Lesions of Mouse Striatum Induced by 6-Hydroxydopamine Differentially Alter the Density, Rate of Synthesis, and Level of Gene Expression of D1 and D2 Dopamine Receptors
Article first published online: 23 NOV 2002
Journal of Neurochemistry
Volume 62, Issue 2, pages 411–420, February 1994
How to Cite
Qin, Z.-H., Chen, J. F. and Weiss, B. (1994), Lesions of Mouse Striatum Induced by 6-Hydroxydopamine Differentially Alter the Density, Rate of Synthesis, and Level of Gene Expression of D1 and D2 Dopamine Receptors. Journal of Neurochemistry, 62: 411–420. doi: 10.1046/j.1471-4159.1994.62020411.x
- Issue published online: 23 NOV 2002
- Article first published online: 23 NOV 2002
- Received February 19, 1993; revised manuscript received May 20, 1993; accepted June 8, 1993.
- In situ hybridization;
- Receptor autoradiography;
- D1 and D2 dopamine receptor;
- D1 and D2 dopamine receptor mRNA;
- Rate of synthesis;
- Gene expression
Abstract: To study the effects of altering dopaminergic input on the levels and rate of synthesis of dopamine receptors, corpora striata of mice were lesioned unilaterally with 6-hydroxydopamine (6-OHDA), and the densities and levels of the mRNAs for D1 and D2 dopamine receptors were determined.
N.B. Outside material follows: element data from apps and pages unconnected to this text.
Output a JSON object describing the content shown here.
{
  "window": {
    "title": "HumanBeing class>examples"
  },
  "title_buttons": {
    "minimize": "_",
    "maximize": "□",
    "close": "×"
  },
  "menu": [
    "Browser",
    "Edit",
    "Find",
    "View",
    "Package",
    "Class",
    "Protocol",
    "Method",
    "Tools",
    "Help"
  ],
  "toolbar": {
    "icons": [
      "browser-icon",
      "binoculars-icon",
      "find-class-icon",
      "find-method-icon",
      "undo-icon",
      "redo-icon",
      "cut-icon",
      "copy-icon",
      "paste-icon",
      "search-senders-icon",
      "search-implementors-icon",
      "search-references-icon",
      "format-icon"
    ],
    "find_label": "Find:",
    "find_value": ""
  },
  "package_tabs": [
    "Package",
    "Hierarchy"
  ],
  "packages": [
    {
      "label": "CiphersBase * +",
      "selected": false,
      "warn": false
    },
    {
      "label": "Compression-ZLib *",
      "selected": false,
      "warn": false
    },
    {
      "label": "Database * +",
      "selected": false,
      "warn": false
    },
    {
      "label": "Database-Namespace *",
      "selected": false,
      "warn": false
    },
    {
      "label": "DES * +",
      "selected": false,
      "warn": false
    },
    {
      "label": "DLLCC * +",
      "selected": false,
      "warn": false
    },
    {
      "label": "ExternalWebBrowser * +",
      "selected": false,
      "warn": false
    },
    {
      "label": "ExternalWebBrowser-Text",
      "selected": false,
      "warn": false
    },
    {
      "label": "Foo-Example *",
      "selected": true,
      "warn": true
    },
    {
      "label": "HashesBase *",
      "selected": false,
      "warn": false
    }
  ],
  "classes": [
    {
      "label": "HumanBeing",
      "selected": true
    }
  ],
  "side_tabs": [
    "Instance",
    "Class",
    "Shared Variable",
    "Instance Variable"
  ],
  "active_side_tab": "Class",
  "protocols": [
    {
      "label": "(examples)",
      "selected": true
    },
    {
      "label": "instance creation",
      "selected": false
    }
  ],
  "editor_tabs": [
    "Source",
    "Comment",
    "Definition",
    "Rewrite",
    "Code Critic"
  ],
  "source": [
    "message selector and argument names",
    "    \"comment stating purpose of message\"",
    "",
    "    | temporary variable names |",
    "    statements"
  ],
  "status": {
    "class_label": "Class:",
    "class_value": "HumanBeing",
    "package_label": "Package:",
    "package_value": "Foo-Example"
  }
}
The results showed that 6-OHDA caused significant reductions in D1 dopamine receptors and in D1 dopamine receptor mRNA in dorsolateral and dorsomedial regions of the lesioned striatum. By contrast, 6-OHDA lesions caused significant increases in D2 dopamine receptors and in D2 dopamine receptor mRNA in dorsolateral and ventrolateral regions of the lesioned striatum. To assess the effects of 6-OHDA lesions on the rate of synthesis of D1 and D2 dopamine receptors, the irreversibly acting dopamine receptor antagonist 2-ethoxy-1-ethoxycarbonyl-1,2-dihydroquinoline (EEDQ) was administered, and the rate of recovery of these receptors determined. The lesions decreased the rate of synthesis of D1 dopamine receptors in dorsolateral striatum but increased the rate of synthesis of D2 dopamine receptors in dorsolateral striatum. Correlation of these molecular events with dopaminergic behaviors showed that the rate of recovery from EEDQ-induced cataleptic activity and the recovery from inhibition of quinpirole-induced rotational behavior was more rapid than the recovery of either the D1 or D2 dopamine receptor. These results suggest that dopaminergic denervation differentially affects the rate of synthesis of D1 and D2 dopamine receptors in mouse striatum, and that these alterations in the rates of synthesis of the receptors may be explained by corresponding alterations in the levels of the respective transcripts for these receptors.